How ACO’s Are Transforming Healthcare

ACO Changing Healthcare

In the environment of healthcare, regardless of the nation or region, concentrated team efforts to provide higher quality patient care are always better than institutions trying to do everything on their own. Organizations and other institutions of healthcare that voluntarily come together in order to provide coordinated, high quality care efforts to their patients are, today, known as accountable care organizations, or ACO’s. “ACO has become the three-letter health acronym of the year, if not the decade.”— Steve Lieberman, a visiting scholar at the Engelberg Center for Health Care Reform

ACO’s have been becoming a widely notorious and popularized thing, and the term itself became, not surprisingly, extremely widespread throughout 2011, when the idea itself only took up about seven pages of the huge Affordable Care Act. As the infancy phase of this collective care strategy begins to distance itself, its young and middle childhood is starting to build the foundation on which the rest of its longevity will rest. As mentioned in said healthcare bill, the primary duties of ACO’s include managing the care needs of a minimum of five thousand healthcare beneficiaries for a minimum of three years. It primarily functions in that it “brings together the different component parts of care for the patient – primary care, specialists, hospitals, home health care, etc. – and ensure that all of the parts work well together,” according to

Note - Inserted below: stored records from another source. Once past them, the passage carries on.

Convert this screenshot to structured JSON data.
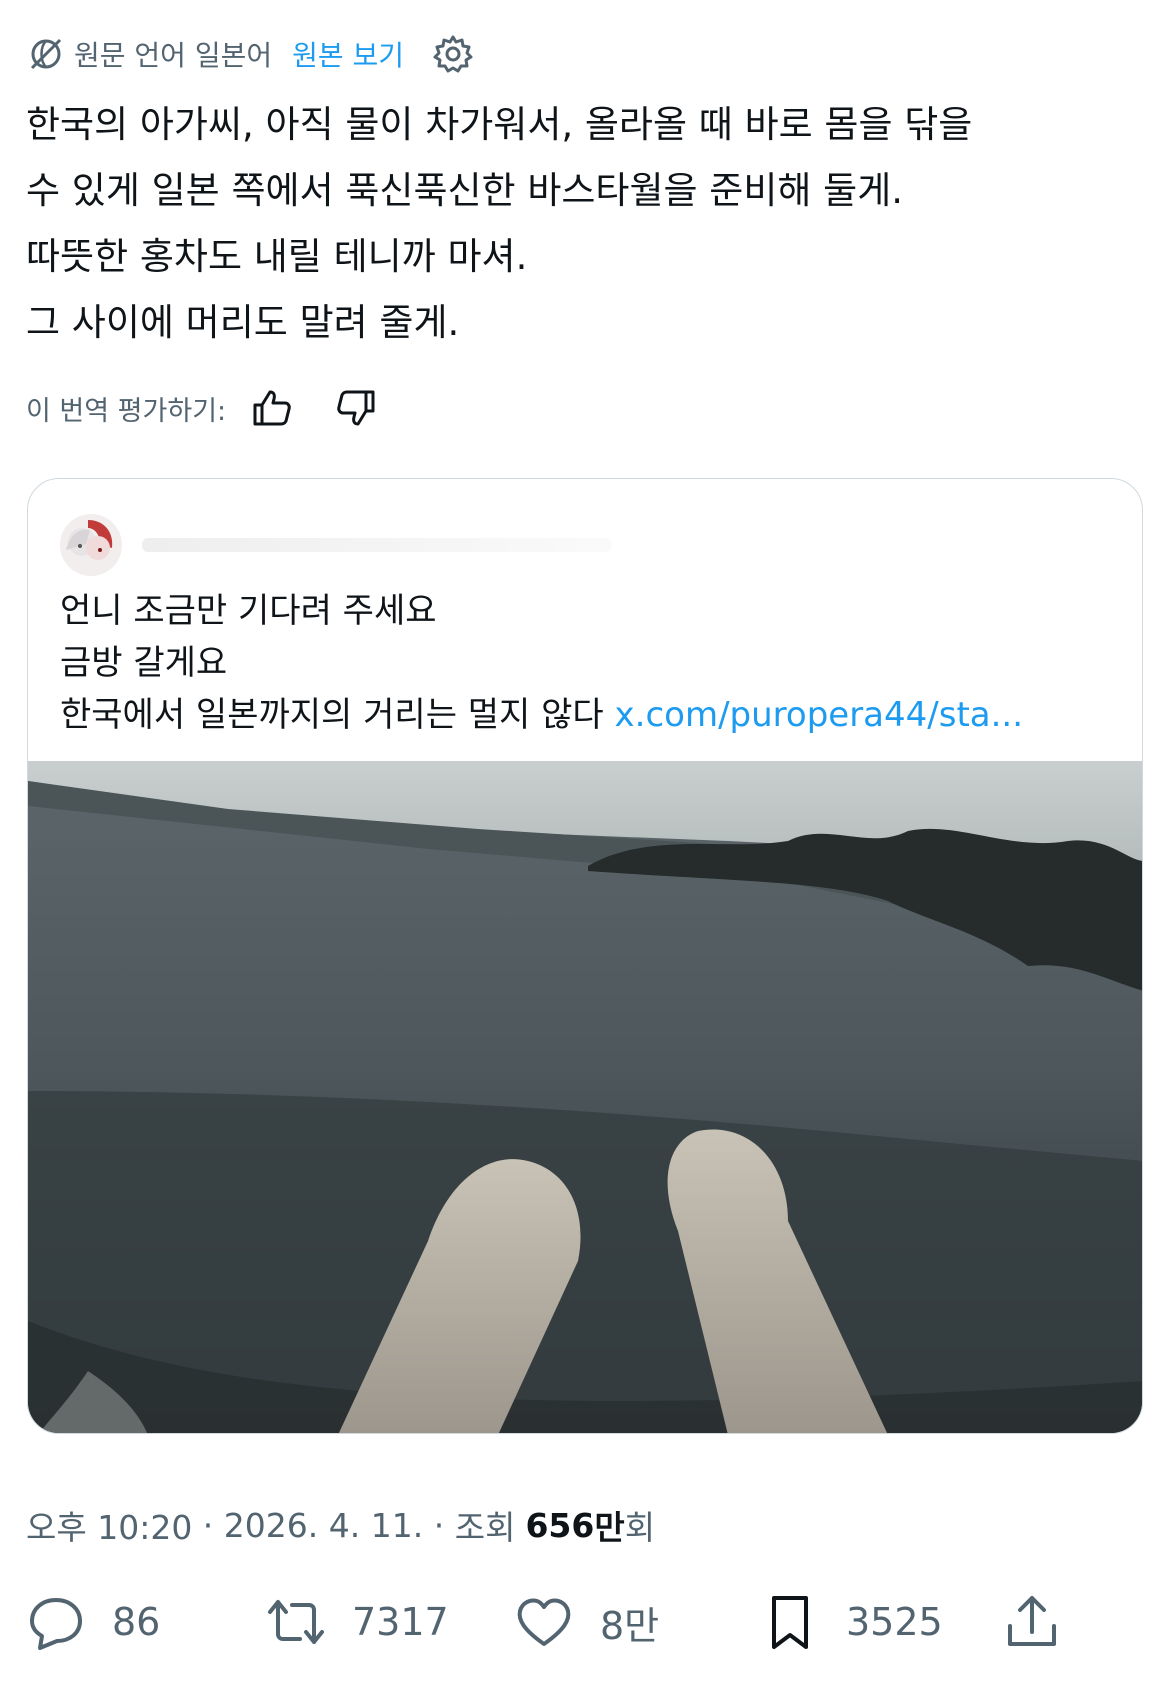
{
  "translation_bar": {
    "source_label": "원문 언어 일본어",
    "show_original": "원본 보기"
  },
  "post": {
    "lines": [
      "한국의 아가씨, 아직 물이 차가워서, 올라올 때 바로 몸을 닦을",
      "수 있게 일본 쪽에서 푹신푹신한 바스타월을 준비해 둘게.",
      "따뜻한 홍차도 내릴 테니까 마셔.",
      "그 사이에 머리도 말려 줄게."
    ]
  },
  "rating": {
    "label": "이 번역 평가하기:"
  },
  "quote": {
    "lines": [
      "언니 조금만 기다려 주세요",
      "금방 갈게요",
      "한국에서 일본까지의 거리는 멀지 않다"
    ],
    "link": "x.com/puropera44/sta..."
  },
  "meta": {
    "time": "오후 10:20",
    "sep1": " · ",
    "date": "2026. 4. 11.",
    "sep2": " · ",
    "views_label": "조회",
    "views_value": "656",
    "views_unit": "만",
    "views_suffix": "회"
  },
  "actions": {
    "replies": "86",
    "reposts": "7317",
    "likes": "8만",
    "bookmarks": "3525"
  },
  "colors": {
    "accent": "#1d9bf0",
    "secondary_text": "#536471",
    "primary_text": "#0f1419",
    "border": "#cfd9de"
  },
  "icons": [
    "translate-globe-icon",
    "gear-icon",
    "thumbs-up-icon",
    "thumbs-down-icon",
    "reply-icon",
    "repost-icon",
    "like-icon",
    "bookmark-icon",
    "share-icon"
  ]
}
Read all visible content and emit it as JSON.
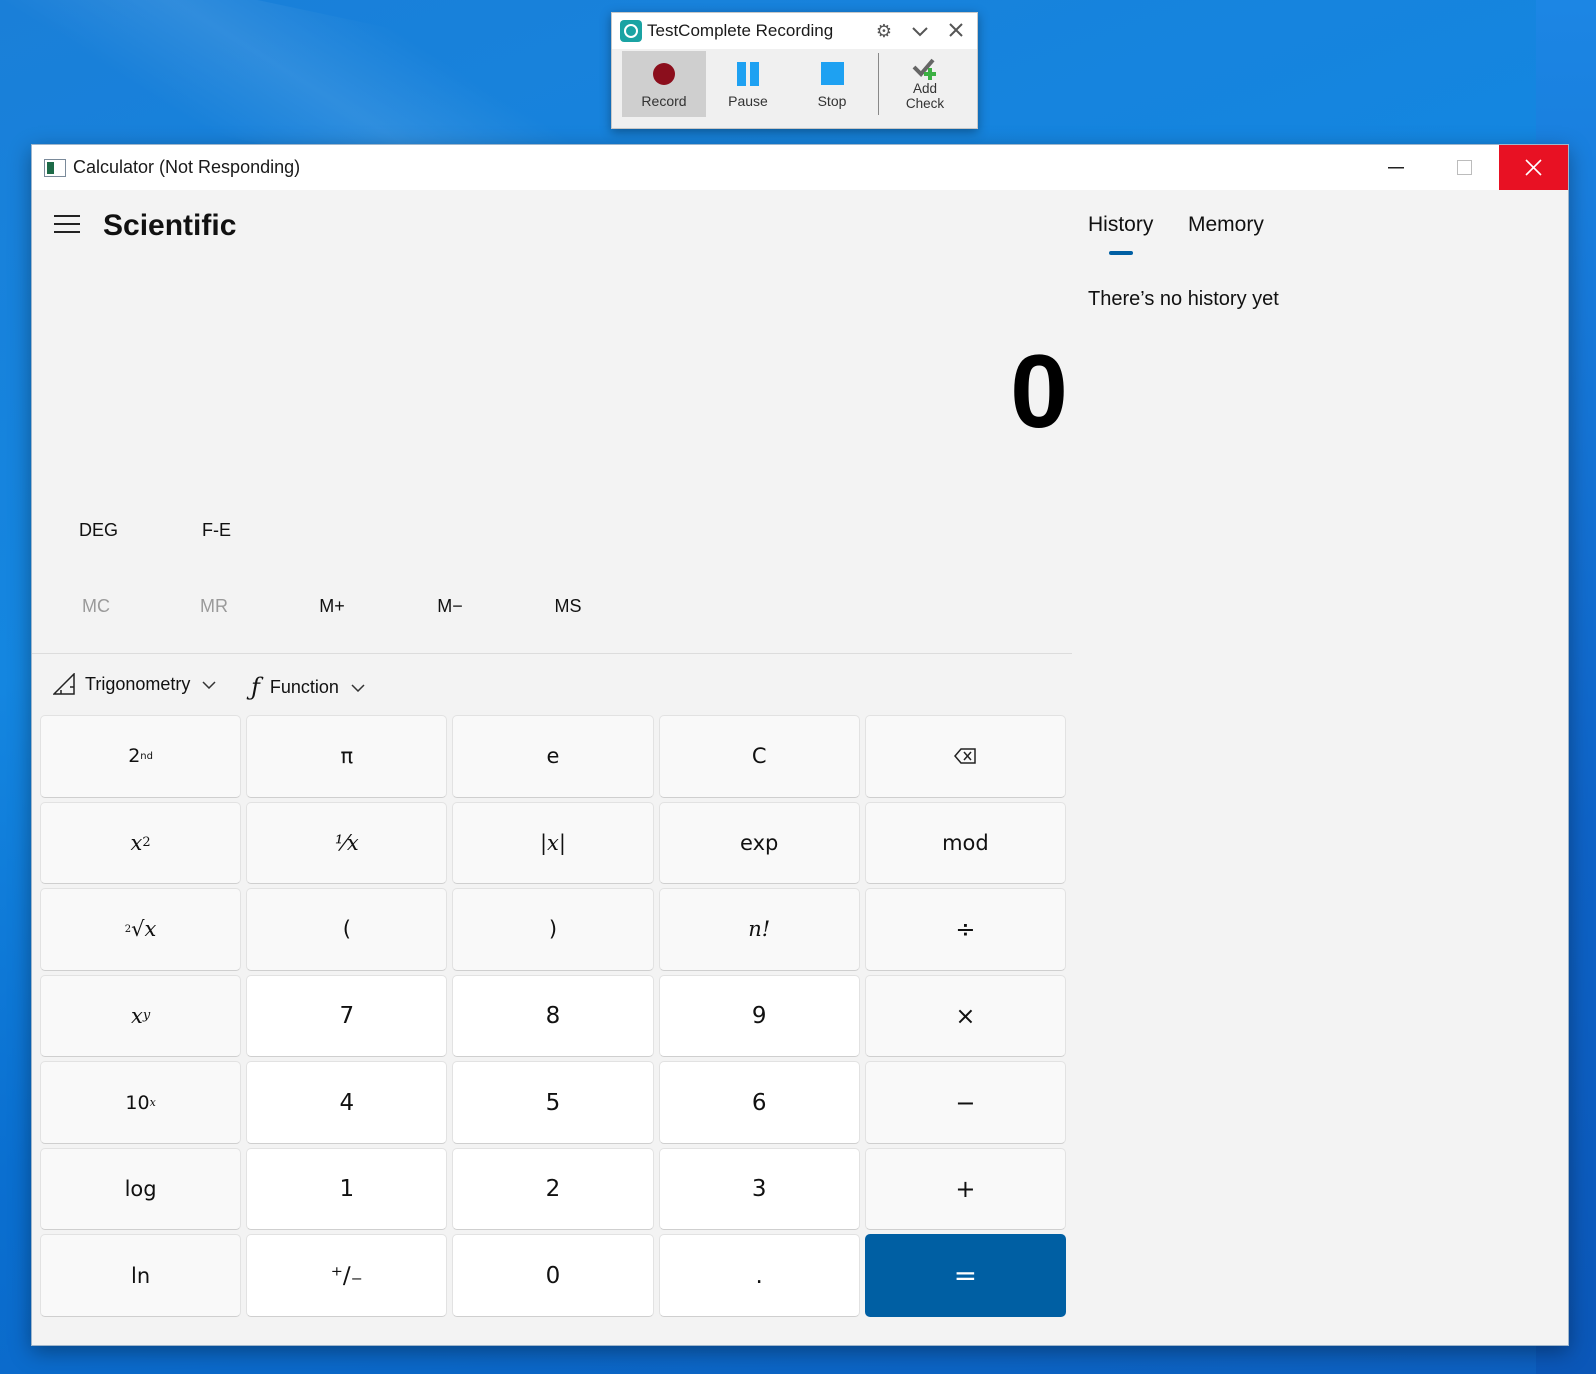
{
  "recorder": {
    "title": "TestComplete Recording",
    "buttons": {
      "record": "Record",
      "pause": "Pause",
      "stop": "Stop",
      "add_check_line1": "Add",
      "add_check_line2": "Check"
    },
    "icons": [
      "testcomplete-logo-icon",
      "gear-icon",
      "chevron-down-icon",
      "close-icon"
    ],
    "colors": {
      "record": "#8b0e1c",
      "pause_stop": "#1ea1f2",
      "check": "#3cb043"
    }
  },
  "window": {
    "title": "Calculator (Not Responding)",
    "controls": {
      "minimize": "—",
      "maximize": "☐",
      "close": "✕"
    }
  },
  "calculator": {
    "mode": "Scientific",
    "display": "0",
    "toggles": {
      "angle": "DEG",
      "fe": "F-E"
    },
    "memory": [
      {
        "label": "MC",
        "enabled": false
      },
      {
        "label": "MR",
        "enabled": false
      },
      {
        "label": "M+",
        "enabled": true
      },
      {
        "label": "M−",
        "enabled": true
      },
      {
        "label": "MS",
        "enabled": true
      }
    ],
    "dropdowns": {
      "trig": "Trigonometry",
      "func": "Function"
    },
    "keys": {
      "second": "2",
      "second_sup": "nd",
      "pi": "π",
      "e": "e",
      "clear": "C",
      "backspace": "⌫",
      "square": "x",
      "square_sup": "2",
      "reciprocal": "⅟x",
      "abs": "|x|",
      "exp": "exp",
      "mod": "mod",
      "root_index": "2",
      "root": "√x",
      "lparen": "(",
      "rparen": ")",
      "factorial": "n!",
      "divide": "÷",
      "power_base": "x",
      "power_sup": "y",
      "seven": "7",
      "eight": "8",
      "nine": "9",
      "multiply": "×",
      "ten_base": "10",
      "ten_sup": "x",
      "four": "4",
      "five": "5",
      "six": "6",
      "minus": "−",
      "log": "log",
      "one": "1",
      "two": "2",
      "three": "3",
      "plus": "+",
      "ln": "ln",
      "negate": "⁺∕₋",
      "zero": "0",
      "decimal": ".",
      "equals": "="
    },
    "accent": "#005fa3"
  },
  "history_pane": {
    "tabs": [
      "History",
      "Memory"
    ],
    "active_tab": "History",
    "empty_message": "There’s no history yet"
  }
}
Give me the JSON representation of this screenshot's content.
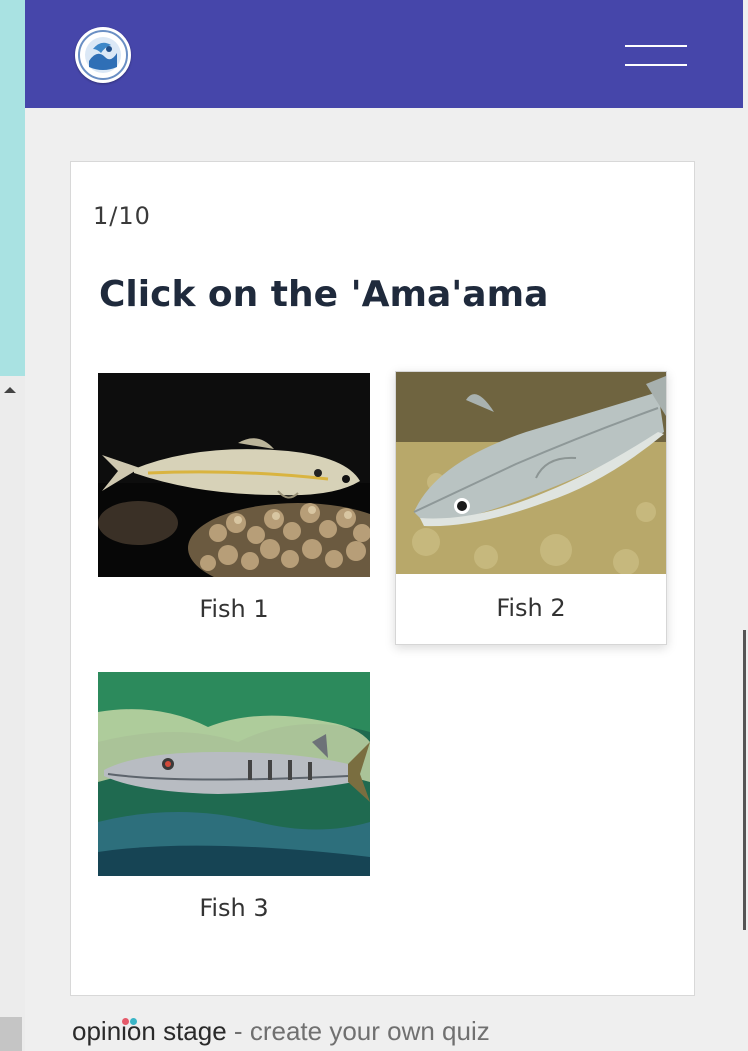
{
  "header": {
    "logo_icon": "organization-seal-logo",
    "menu_icon": "hamburger-menu-icon",
    "bg_color": "#4646aa"
  },
  "quiz": {
    "progress": "1/10",
    "question": "Click on the 'Ama'ama",
    "options": [
      {
        "label": "Fish 1",
        "image": "goatfish-over-coral-photo",
        "selected": false
      },
      {
        "label": "Fish 2",
        "image": "mullet-on-sand-photo",
        "selected": true
      },
      {
        "label": "Fish 3",
        "image": "barracuda-photo",
        "selected": false
      }
    ]
  },
  "footer": {
    "brand": "opinion stage",
    "separator": "-",
    "tagline": "create your own quiz",
    "dot_colors": [
      "#e55a6a",
      "#3ab5c7"
    ]
  }
}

Read More: Features to look out for in an EHR 

One of the aims and overall goals that ACO’s are attempting to achieve is the localization and centralization of healthcare for patients. One of the noticeable issues our healthcare system faces today is quite the opposite: people are getting their care separately and in chunks, having to assemble their own services themselves instead of already being provided the full package in a more direct way. In order for the latter to become a reality, though, ACO’s have got to prove their working abilities. They need to illustrate that their services do indeed work better and cost less in order to persuade paying patients to subscribe to them.

Another larger and big-picture-contributing solution that ACO’s provide, a large reason as to why they were included in the bill in the first place, is the money-saving benefits. The current generation is going to severely feel the hard-hitting effects that this nation’s high healthcare costs are going to freely and without-care administer, and if this doesn’t call for healthcare transformation, I don’t know what does. With the combination of efforts and financial resources that ACO’s offer, there’s more room for savings, as long as quality targets are met. Of course, this strategy isn’t perfect, and there is the risk of some providers losing money because of the multifaceted, yet singular approach ACO’s take. If one department is doing well whilst the others are not for whatever that reason may be, the department doing well is going to be keeping the largest portion of the savings. It’s not an overly complicated concept by any means, and, perhaps, its simplicity has more to offer than other healthcare solutions have in the past.

Then there’s the question of how ACO’s would primarily receive the money they need that would constitute said portion of savings. America’s Medicare possesses the traditional fee-for-service payment system, which consists of patients paying a certain sum of money, with or without the help of health insurance, in order to cover the cost of the healthcare service they received. This, in turn, means that doctors and hospitals get paid more when they have to administer more services to the patient, which, as another result, drives up costs. ACO’s would not rid of fee-for-service per say, but give healthcare providers more motive to offer their patients more savings by offering bonuses when providers lower their costs whilst simultaneously keeping quality at the highest it can be. Because ACO’s are a method of population health management, they work best when they aim for disease prevention, maintaining healthy populations, treating patients with chronic illnesses carefully, and, generally, keeping people out of the hospital altogether. By successfully managing such tasks, ACO’s would receive the most amount of money at the least expense.

The idea of centralized healthcare efforts that aim to reduce costs, increase quality of care, and save the government money will, most likely, seem appetizing to most at face-value, most especially here in the United States, a nation that is desperately screaming for healthcare reforms and system substitutions. However, just like everything else, ACO’s are not a flawless idea. Our nation’s healthcare system has a tendency to rapidly and, sometimes blindly, move towards new ideas without working out the kinks and other possible outcomes they may have. “There is always a risk that these ACO’s will be formed with the aim of exercising market power which could offset the savings from Medicare, resulting in increased healthcare costs”

Read More: Top 15 EHR Vendors of 2019

At its current state, the U.S. cannot afford to have a conundrum of a healthcare bill, and although ACO’s are still young in the game, the time needed to fully see how they perform, with either the current or a future liberal administration, will be expended.

It’s easy to micromanage and worry about what could go wrong with ACO’s, but in reality, no matter the outcomes they continue to give us, they’re still an enormous trend with enormous expectations. There’s really no need to worry too much at all because doing so would be like worrying about not being able to make extra money on the next paycheck that you know is going to completely cover the costs of this month’s bills and other expenses; it’s not really a necessary worry. The United States’ healthcare system needs as much reform and change as it can be possibly get, and, as of now, it seems as though ACO’s are, if not a permanent solution, a running-start to the endeavor itself.